Collected data entries
◆ ◆ ◆
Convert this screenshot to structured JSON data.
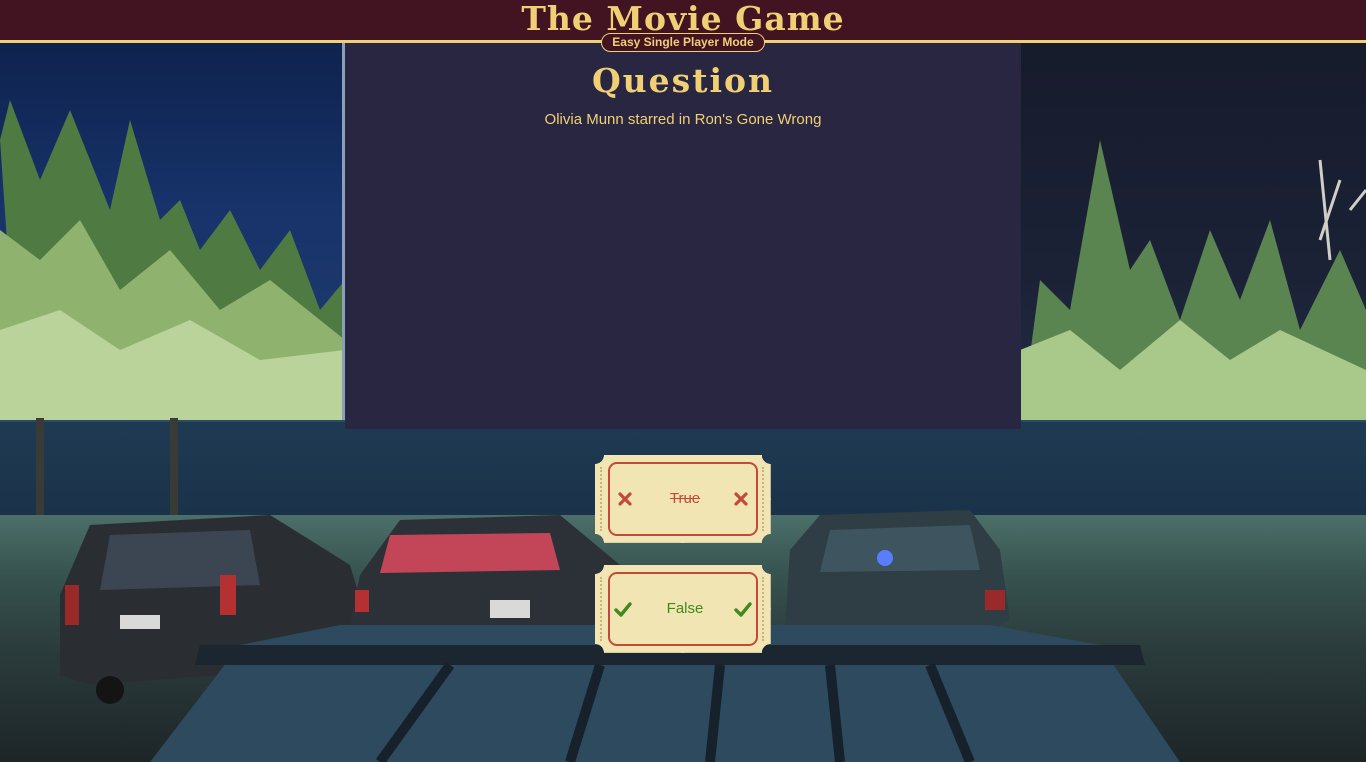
{
  "header": {
    "title": "The Movie Game",
    "mode": "Easy Single Player Mode"
  },
  "question": {
    "heading": "Question",
    "text": "Olivia Munn starred in Ron's Gone Wrong"
  },
  "answers": [
    {
      "label": "True",
      "state": "incorrect",
      "icon": "x-mark-icon",
      "color": "#c24a3a"
    },
    {
      "label": "False",
      "state": "correct",
      "icon": "check-icon",
      "color": "#3f8a1f"
    }
  ],
  "theme": {
    "header_bg": "#421422",
    "accent_gold": "#f1cf74",
    "screen_bg": "#282640",
    "ticket_bg": "#f1e5b3"
  }
}
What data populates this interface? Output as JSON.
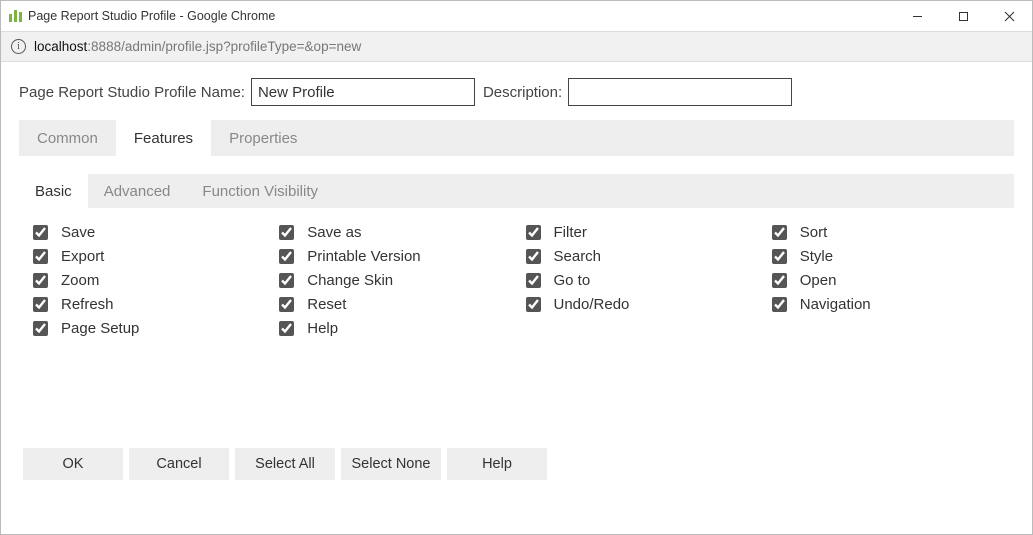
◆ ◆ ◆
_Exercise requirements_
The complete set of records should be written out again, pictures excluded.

_Reply to the exercise_
Convert this screenshot to structured JSON data.
{
  "header": {
    "title": "The Movie Game",
    "mode": "Easy Single Player Mode"
  },
  "question": {
    "heading": "Question",
    "text": "Olivia Munn starred in Ron's Gone Wrong"
  },
  "answers": [
    {
      "label": "True",
      "state": "incorrect",
      "icon": "x-mark-icon",
      "color": "#c24a3a"
    },
    {
      "label": "False",
      "state": "correct",
      "icon": "check-icon",
      "color": "#3f8a1f"
    }
  ],
  "theme": {
    "header_bg": "#421422",
    "accent_gold": "#f1cf74",
    "screen_bg": "#282640",
    "ticket_bg": "#f1e5b3"
  }
}
What data populates this interface? Output as JSON.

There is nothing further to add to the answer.